Oral arguments were heard at the Missouri Supreme Court on May 10, 2012.
In its 35 page decision , the seven member court ruled en banc in favor of the trash haulers by stating that St. Louis County failed to provide the trash haulers a two-year notice prior to the implementation of a trash districting program, as required by state statute. The court also ruled that the haulers were entitled to monetary damages and remanded the case back to the circuit court for a hearing to determine the amount of damages that are due each hauler. The court further held that St. Louis County must pay the haulers net profits for two years after the date the county entered into contracts with its “designated” haulers in each of the eight trash districts.
The victorious trash haulers were represented by Jane Dueker, while the unsuccessful St. Louis County was represented by seasoned county counselor, Patricia Redington.
While the high court’s decision was applauded by the successful trash haulers, it was devastating news for those St. Louis County officials who violated Missouri state law, thus placing county taxpayers on the hook for damages, which are estimated to exceed $23 million. As a point of reference, last year, St. Louis County Circuit Judge Barbara Wallace awarded damages of $799,593 to Waste Management, $261,086 to American Eagle and $99,224 to Meridian, for a total of $1,159,903. One doesn’t need to be a mathematician to determine that there is a big difference between $1.16 million versus $23 million.
After four years and four major lawsuits later, it appears that the final chapter is about to be written on St. Louis County’s controversial trash districting program, which will culminate in the St. Louis County Circuit Court of Judge Barbara Wallace. The original lawsuit was also filed in the circuit court, but was initially won by St. Louis County. The trash haulers subsequently appealed to the Missouri Court of Appeals for the Eastern District and were successful. County counselor Redington then moved the case to federal court in the U.S. District Court for the Eastern District of Missouri. However, that court remanded the case back to the state circuit court where the county was once again the loser. As one can readily surmise, the county counselor has attempted about every possible legal maneuver to get a “win” for the county in the state and federal judicial system, much like a game of ping pong. But, now, after four years of spending taxpayer money fighting a monopolistic trash districting program and violating state law, St. Louis County finds itself up against a wall with no more options for appeal and no way out, much like a suspect surrounded by a S.W.A.T. team.

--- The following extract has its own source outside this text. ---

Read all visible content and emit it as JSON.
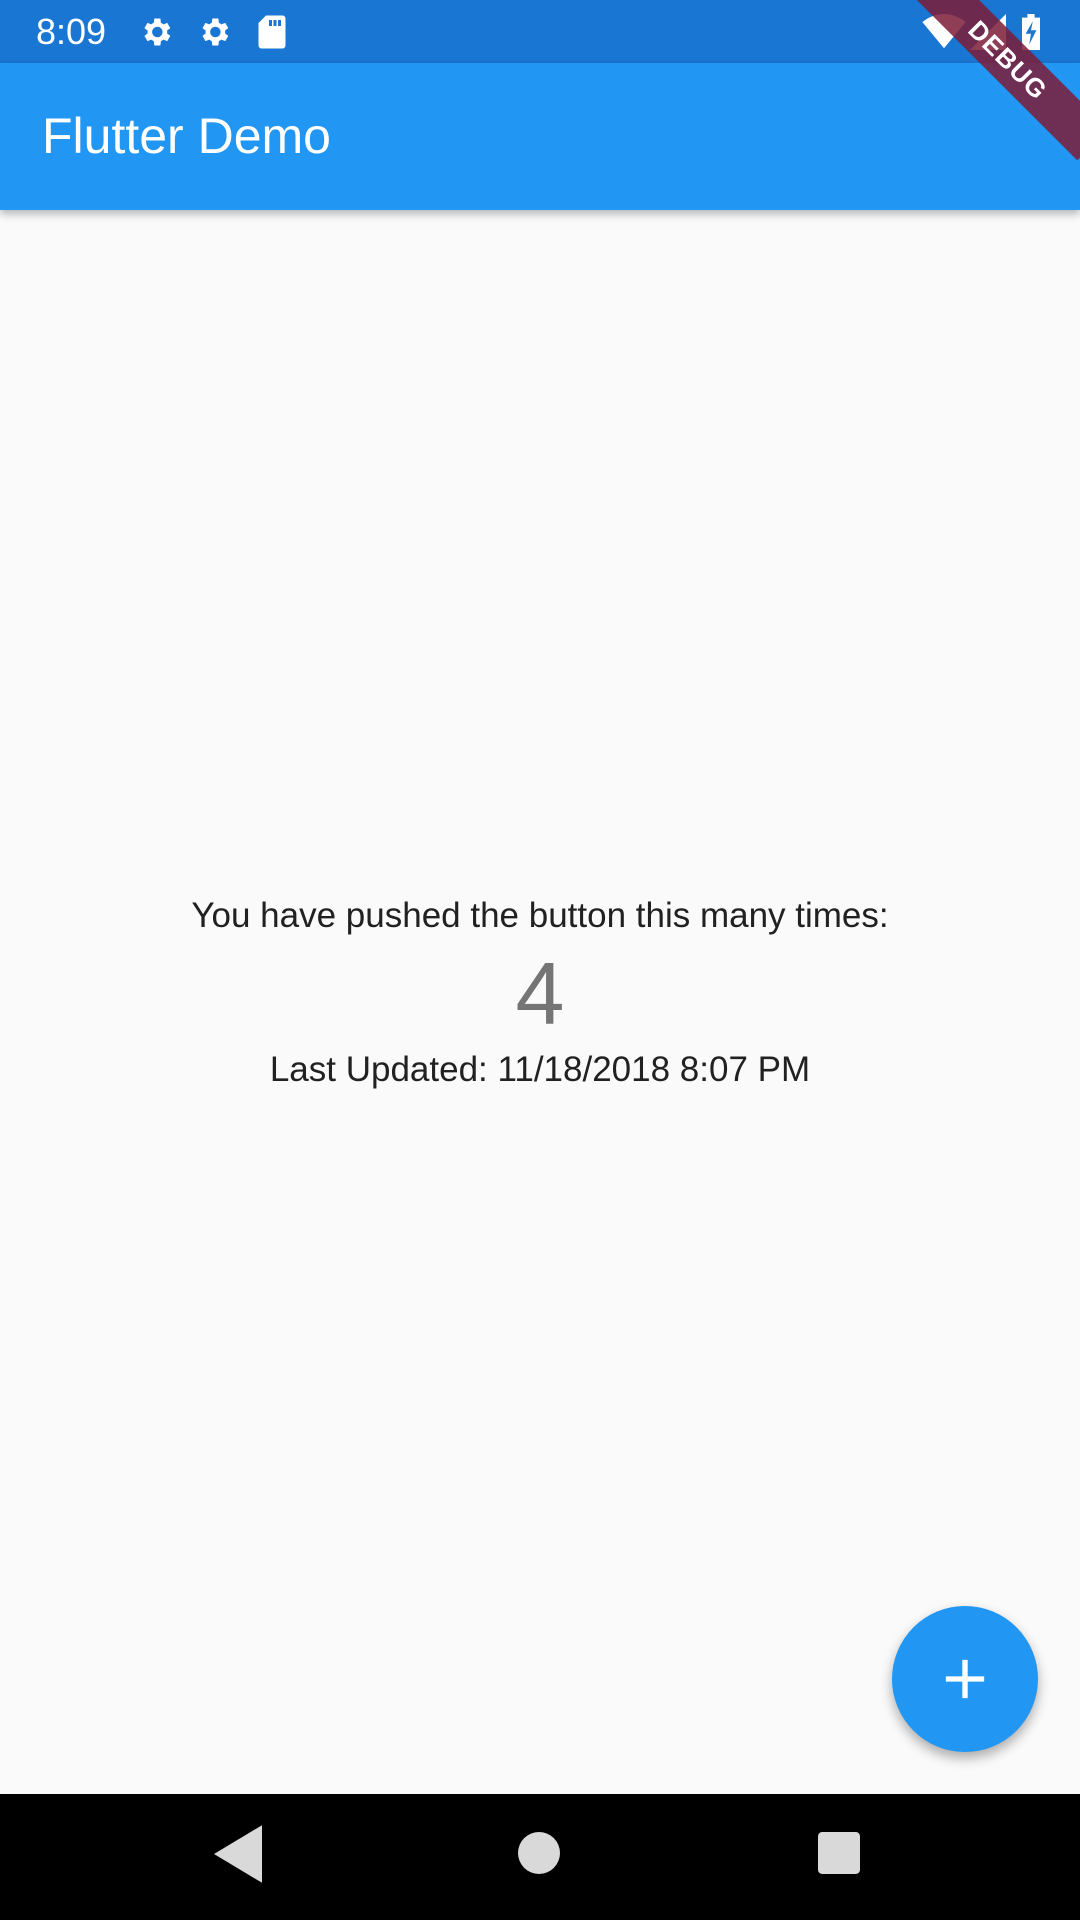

Even though the haulers will receive just compensation for lost business after being cut out of the county’s trash program, the infamous program will continue to operate as a near monopoly, consisting of only two trash haulers (Allied and IESI) for the entire county. However, those 300+ subdivisions that wisely “opted out” of the county’s program will forever be free to choose their own hauler(s), while those subdivisions and/or areas that did not or could not “opt-out” of the county program, will forever be forced to use the county’s “designated” haulers. The foregoing is the bone of contention about the whole program, as this fiasco could have been avoided had the county sought a vote of its residents on this controversial issue.
After 95+ e-mail communications since 2007 from this committee and Subdivision Trustees – St. Louis Metro Area, there will be at least one more communication concerning the final outcome of Judge Wallace’s ruling. Hopefully, that communication will put the contentious issue of “trash” in St. Louis County to rest for good. But, as the famous New York Yankee catcher, Yogi Berra always said, "It Ain't Over 'til It's Over."
The complete news story from the St. Louis Post-Dispatch is posted below for your convenience. In addition, the link to the audio interview between Mark Reardon of KMOX Radio and St. Louis County Council member Steve Stenger (6th District, South County) is as follows:
The interview runs 4 minutes and 36 seconds. In that interview, councilman Stenger firmly places the accountability for the infamous trash districting program on the shoulders of County Executive Charlie Dooley.